## TASK DIRECTIONS
Here is the listing. Report each line in it that contains the string "stop".

## TASK INPUTS
□ □ □

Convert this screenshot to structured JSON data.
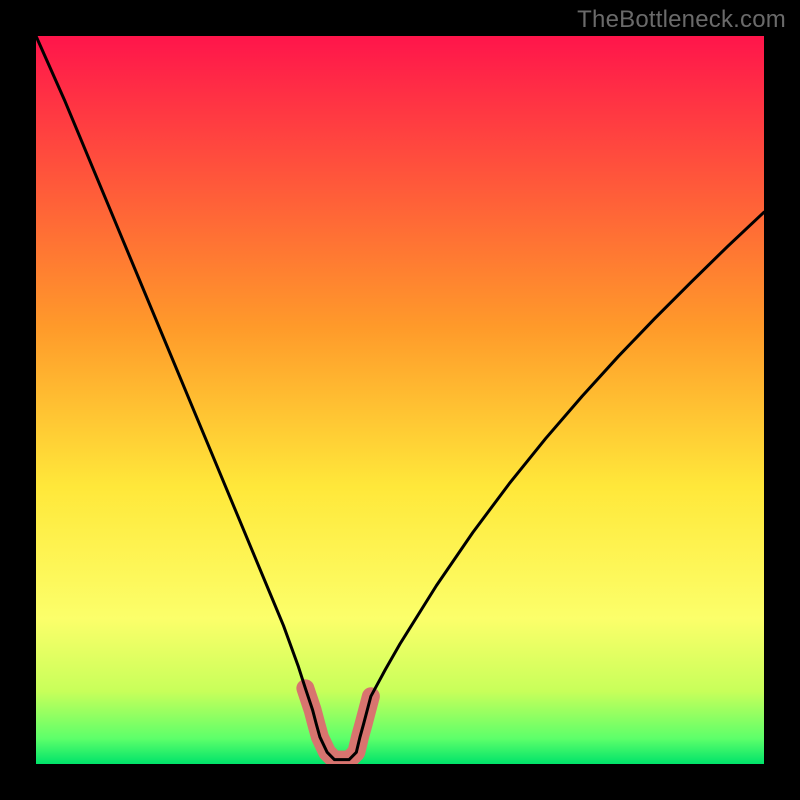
{
  "watermark": "TheBottleneck.com",
  "colors": {
    "frame": "#000000",
    "gradient_top": "#ff154b",
    "gradient_mid1": "#ff7a1e",
    "gradient_mid2": "#ffd21e",
    "gradient_mid3": "#fff760",
    "gradient_mid4": "#d7ff5a",
    "gradient_bottom": "#00e36a",
    "curve_stroke": "#000000",
    "optimal_fill": "#d8746f",
    "optimal_stroke": "#d8746f"
  },
  "chart_data": {
    "type": "line",
    "title": "",
    "xlabel": "",
    "ylabel": "",
    "xlim": [
      0,
      1
    ],
    "ylim": [
      0,
      1
    ],
    "series": [
      {
        "name": "bottleneck-curve",
        "x": [
          0.0,
          0.02,
          0.04,
          0.06,
          0.08,
          0.1,
          0.12,
          0.14,
          0.16,
          0.18,
          0.2,
          0.22,
          0.24,
          0.26,
          0.28,
          0.3,
          0.32,
          0.34,
          0.36,
          0.37,
          0.38,
          0.385,
          0.39,
          0.4,
          0.41,
          0.42,
          0.43,
          0.44,
          0.445,
          0.45,
          0.455,
          0.46,
          0.48,
          0.5,
          0.55,
          0.6,
          0.65,
          0.7,
          0.75,
          0.8,
          0.85,
          0.9,
          0.95,
          1.0
        ],
        "values": [
          1.0,
          0.955,
          0.91,
          0.862,
          0.814,
          0.766,
          0.718,
          0.67,
          0.622,
          0.574,
          0.526,
          0.478,
          0.43,
          0.382,
          0.334,
          0.286,
          0.238,
          0.19,
          0.135,
          0.104,
          0.074,
          0.055,
          0.037,
          0.016,
          0.006,
          0.006,
          0.006,
          0.016,
          0.037,
          0.055,
          0.074,
          0.093,
          0.13,
          0.165,
          0.245,
          0.318,
          0.385,
          0.447,
          0.505,
          0.56,
          0.612,
          0.662,
          0.711,
          0.758
        ]
      }
    ],
    "optimal_zone": {
      "x_start": 0.37,
      "x_end": 0.46,
      "threshold": 0.105
    },
    "gradient_bands": [
      {
        "stop": 0.0,
        "color": "#ff154b"
      },
      {
        "stop": 0.4,
        "color": "#ff9a2a"
      },
      {
        "stop": 0.62,
        "color": "#ffe83a"
      },
      {
        "stop": 0.8,
        "color": "#fcff6a"
      },
      {
        "stop": 0.9,
        "color": "#c8ff5a"
      },
      {
        "stop": 0.965,
        "color": "#5dff6a"
      },
      {
        "stop": 1.0,
        "color": "#00e36a"
      }
    ]
  }
}
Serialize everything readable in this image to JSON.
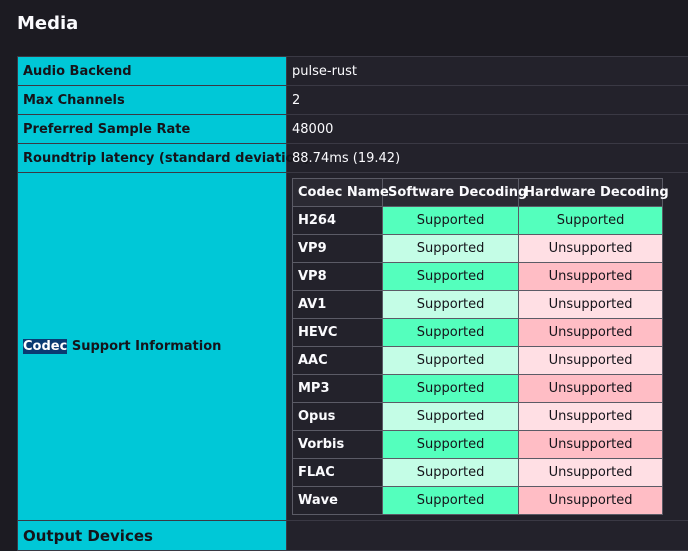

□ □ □

## ANSWER BELOW
        "stop": 0.0,
        "stop": 0.4,
        "stop": 0.62,
        "stop": 0.8,
        "stop": 0.9,
        "stop": 0.965,
        "stop": 1.0,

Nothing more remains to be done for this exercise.